◆ WHAT THE EXERCISE ASKS: Go through the records below and copy out every line that contains the word "title".

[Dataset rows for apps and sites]
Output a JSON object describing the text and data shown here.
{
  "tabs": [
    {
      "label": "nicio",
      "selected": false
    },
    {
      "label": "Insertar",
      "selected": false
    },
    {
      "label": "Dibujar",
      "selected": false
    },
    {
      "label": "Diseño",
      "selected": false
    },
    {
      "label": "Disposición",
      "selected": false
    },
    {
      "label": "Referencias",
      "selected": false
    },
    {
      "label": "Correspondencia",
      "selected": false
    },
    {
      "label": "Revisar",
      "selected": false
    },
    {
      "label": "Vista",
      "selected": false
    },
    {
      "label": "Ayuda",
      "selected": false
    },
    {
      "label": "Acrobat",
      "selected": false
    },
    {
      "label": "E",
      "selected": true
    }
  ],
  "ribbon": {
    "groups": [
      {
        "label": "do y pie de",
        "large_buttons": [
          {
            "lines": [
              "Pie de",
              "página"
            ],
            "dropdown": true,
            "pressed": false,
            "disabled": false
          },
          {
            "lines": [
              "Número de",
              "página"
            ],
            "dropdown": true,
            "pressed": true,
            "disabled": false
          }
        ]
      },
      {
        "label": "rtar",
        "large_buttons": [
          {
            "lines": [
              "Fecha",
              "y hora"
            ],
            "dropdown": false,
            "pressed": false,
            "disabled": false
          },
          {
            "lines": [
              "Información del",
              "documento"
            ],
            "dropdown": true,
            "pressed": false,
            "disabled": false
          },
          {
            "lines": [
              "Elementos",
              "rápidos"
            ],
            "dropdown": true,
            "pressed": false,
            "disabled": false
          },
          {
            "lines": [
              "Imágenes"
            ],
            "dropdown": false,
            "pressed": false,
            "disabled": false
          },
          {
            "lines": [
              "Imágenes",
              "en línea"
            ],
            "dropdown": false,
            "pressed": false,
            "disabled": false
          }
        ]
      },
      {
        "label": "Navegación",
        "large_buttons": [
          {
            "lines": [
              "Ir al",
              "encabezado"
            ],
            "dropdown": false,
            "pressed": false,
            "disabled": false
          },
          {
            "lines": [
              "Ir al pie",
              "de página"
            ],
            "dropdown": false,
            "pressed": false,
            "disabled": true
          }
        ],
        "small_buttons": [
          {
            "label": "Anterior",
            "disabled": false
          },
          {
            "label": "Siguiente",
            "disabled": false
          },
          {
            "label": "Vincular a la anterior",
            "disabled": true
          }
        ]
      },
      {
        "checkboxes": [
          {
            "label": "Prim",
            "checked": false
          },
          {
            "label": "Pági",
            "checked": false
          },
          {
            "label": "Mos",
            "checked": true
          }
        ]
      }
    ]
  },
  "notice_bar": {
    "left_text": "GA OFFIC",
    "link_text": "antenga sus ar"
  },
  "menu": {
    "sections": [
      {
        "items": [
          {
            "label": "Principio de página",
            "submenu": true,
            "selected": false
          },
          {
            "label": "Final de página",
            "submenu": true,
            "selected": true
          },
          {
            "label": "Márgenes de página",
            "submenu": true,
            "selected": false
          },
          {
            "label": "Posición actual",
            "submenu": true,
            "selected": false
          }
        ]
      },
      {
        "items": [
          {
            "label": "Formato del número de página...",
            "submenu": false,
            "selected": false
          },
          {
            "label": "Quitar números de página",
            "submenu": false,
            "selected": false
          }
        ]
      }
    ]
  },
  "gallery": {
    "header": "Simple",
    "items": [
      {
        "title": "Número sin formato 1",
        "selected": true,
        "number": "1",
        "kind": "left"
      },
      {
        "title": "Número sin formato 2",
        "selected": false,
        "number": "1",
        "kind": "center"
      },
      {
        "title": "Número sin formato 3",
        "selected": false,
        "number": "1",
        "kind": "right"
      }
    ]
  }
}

◆ SOLUTION TO THE EXERCISE:
        "title": "Número sin formato 1",
        "title": "Número sin formato 2",
        "title": "Número sin formato 3",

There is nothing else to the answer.